It takes a lot of courage for a pianist to take on Bill Evans. It requires even more courage for that pianist to overdub himself recording Evans' songs. After all, any pianist who would attempt such a thing would be asking for a ton of trouble. Evans fans are pretty particular, passionate and protective of the late pianist and have a low tolerance for intruders. Unless, of course, a pianist paying tribute to Evans actually pulled it off. Alan Pasqua does just that on Twin Bill: Two Piano Music of Bill Evans.
But let's back up. I generally don't care for Evans tribute albums. My feeling is Evans aced everything he recorded, and the last thing I generally want to hear is someone else's interpretation of his definitive versions. So I was already suspect when I spied Pasqua's album title.
Next is the double-decker gimmick. Evans recorded two albums in which he overdubbed himself using multitrack recording techniquesConversations with Myself (1963) and Further Conversations with Myself (1967). So the fact that Pasqua was trying to pull off something akin to Yet Even Further Conversations seemed a bit gaulinglike breaking into a museum and putting your feet up on an exhibit's furniture.
Flippng the CD over, I noticed that the track list included Take Me Out to the Ballgame, Vindarna Sucka Uti Skogarna and Gracesongs that Bill Evans never recorded. Now, I thought, we were into appalling territory. This would be our museum chap breaking out a tuna sandwich.
Furiously tearing open the plastic, I slipping on the CD, fully expecting to hit eject after about eight bars into the first track. But a funny thing happened on the way to the trash. I actually loved what I heard.
Pasqua manages to pull off his triple play by employing crystal clear reverence for Evans and his lyrical space-swing technique. These tracks aren't ape jobs, in which a pianist does his or her best to sound as though they are playing Evans transcriptions. Instead, they are solid, reverential interpretations that live inside Evans' style and soul.
From Very Early and Gloria's Step to Nardis and Interplay, Pasqua delivers a full, lush Evans tribute. In his overdubs, Pasqua focused less on attempting the complex, fairy-delicate musical dialogues that Evans pulled off in his Conversations albums. Rather, Pasqua wisely uses the overdub to give this music heft and dynamism, always mindful of Evans' sensitivity and style.

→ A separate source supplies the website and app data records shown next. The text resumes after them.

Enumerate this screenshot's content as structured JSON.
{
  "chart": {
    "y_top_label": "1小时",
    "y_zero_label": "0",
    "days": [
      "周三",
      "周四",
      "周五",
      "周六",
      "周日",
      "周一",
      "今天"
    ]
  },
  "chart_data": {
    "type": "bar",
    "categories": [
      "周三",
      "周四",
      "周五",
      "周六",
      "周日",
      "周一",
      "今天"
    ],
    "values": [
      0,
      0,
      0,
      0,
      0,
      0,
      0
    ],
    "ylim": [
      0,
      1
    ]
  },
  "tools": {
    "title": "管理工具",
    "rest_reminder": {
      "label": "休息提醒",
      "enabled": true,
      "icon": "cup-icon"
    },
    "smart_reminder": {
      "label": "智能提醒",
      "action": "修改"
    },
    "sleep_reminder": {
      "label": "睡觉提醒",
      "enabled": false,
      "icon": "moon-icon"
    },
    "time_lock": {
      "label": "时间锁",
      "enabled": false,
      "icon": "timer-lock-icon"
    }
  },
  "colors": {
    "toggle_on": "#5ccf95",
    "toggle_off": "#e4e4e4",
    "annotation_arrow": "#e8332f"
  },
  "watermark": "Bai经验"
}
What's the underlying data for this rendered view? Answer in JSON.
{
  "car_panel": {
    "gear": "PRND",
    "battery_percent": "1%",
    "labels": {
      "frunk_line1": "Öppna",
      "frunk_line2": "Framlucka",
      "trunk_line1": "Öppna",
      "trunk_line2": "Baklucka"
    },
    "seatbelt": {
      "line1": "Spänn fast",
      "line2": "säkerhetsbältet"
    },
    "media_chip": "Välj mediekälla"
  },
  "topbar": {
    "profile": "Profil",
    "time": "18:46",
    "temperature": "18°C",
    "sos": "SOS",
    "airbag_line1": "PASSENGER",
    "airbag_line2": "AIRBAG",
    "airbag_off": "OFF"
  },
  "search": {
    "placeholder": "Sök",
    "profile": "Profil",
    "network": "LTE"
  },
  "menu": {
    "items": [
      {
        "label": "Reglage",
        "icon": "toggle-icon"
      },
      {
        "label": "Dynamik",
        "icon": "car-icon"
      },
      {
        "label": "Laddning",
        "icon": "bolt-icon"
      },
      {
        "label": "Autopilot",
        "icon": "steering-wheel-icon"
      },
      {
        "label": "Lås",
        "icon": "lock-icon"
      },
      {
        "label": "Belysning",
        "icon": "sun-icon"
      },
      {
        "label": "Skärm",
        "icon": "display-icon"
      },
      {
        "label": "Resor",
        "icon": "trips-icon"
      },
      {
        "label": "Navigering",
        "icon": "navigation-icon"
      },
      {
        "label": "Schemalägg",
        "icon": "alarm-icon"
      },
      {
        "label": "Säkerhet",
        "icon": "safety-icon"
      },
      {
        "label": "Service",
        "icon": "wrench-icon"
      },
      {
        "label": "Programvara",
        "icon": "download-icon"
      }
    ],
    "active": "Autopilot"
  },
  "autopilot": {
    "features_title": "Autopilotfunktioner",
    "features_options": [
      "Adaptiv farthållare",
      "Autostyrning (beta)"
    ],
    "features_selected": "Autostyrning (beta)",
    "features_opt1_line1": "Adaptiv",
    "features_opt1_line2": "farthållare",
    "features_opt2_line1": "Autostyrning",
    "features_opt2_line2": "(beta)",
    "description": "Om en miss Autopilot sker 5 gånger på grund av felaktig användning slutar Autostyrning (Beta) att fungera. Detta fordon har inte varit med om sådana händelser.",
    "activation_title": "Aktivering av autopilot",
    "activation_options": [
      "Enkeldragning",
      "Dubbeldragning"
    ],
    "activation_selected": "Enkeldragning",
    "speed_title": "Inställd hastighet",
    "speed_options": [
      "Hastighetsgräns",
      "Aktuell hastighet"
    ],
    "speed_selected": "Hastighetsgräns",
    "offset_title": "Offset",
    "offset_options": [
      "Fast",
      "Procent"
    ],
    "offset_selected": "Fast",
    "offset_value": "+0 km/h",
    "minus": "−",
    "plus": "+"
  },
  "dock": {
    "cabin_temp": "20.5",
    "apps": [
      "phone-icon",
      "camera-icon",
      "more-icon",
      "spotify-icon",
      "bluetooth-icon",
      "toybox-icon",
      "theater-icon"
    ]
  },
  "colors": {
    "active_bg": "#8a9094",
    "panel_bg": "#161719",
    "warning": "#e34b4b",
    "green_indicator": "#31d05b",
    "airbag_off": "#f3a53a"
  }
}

As for Take Me Out to the Ballgame, it actually works. Evans, of course, wasn't above vamping children's songs or radio jingles. He had great fun recording Santa Claus Is Coming to Town, Little Lulu and the WNEW Theme in the '60s. Paqua plays Ballgame as a waltz, and darned if his harmony choices don't sound like Evans himself. Pasqua leaves the listener feeling as though the master himself were sitting at the keyboard, his head bent over, his eyes closed. [Photo of Bill Evans in 1965 by Roberto Polillo]
Oh, one more thing. Pasqua bravely left himself open on yet a fourth front. Did I mention that this is a solo album?
Who is Alan Pasqua? The pianist played with The New Tony Williams Lifetime and recorded with Bob Dylan. He wrote the CBS Evening News theme and currently is chair of Jazz Studies, Associate Professor, at the University of Southern California. More at Wikipedia.
JazzWax tracks: Alan Pasqua's Twin Bill: Two Piano Music of Bill Evans (BFM) can be found at iTunes and here. You can hear his Evansized Take Me Out to the Ballgamehere.
JazzWax clip: Here's a clip by Pasqua's Highway 14 from his 2005 album, My New Old Friend...
I was first exposed to jazz by my father, who was a rabid fan when he was younger, in the early to mid 1950's. We lived in NYC and he was a regular at places like the Village Vanguard and Birdland. One of his favorite stories involved meeting Charlie Parker and Miles on 52nd St
I was first exposed to jazz by my father, who was a rabid fan when he was younger, in the early to mid 1950's. We lived in NYC and he was a regular at places like the Village Vanguard and Birdland. One of his favorite stories involved meeting Charlie Parker and Miles on 52nd St. Needless to say, Jazz and Blues were always on the stereo in our home. I was steeped in these exciting sounds, and they make up some of my earliest memories.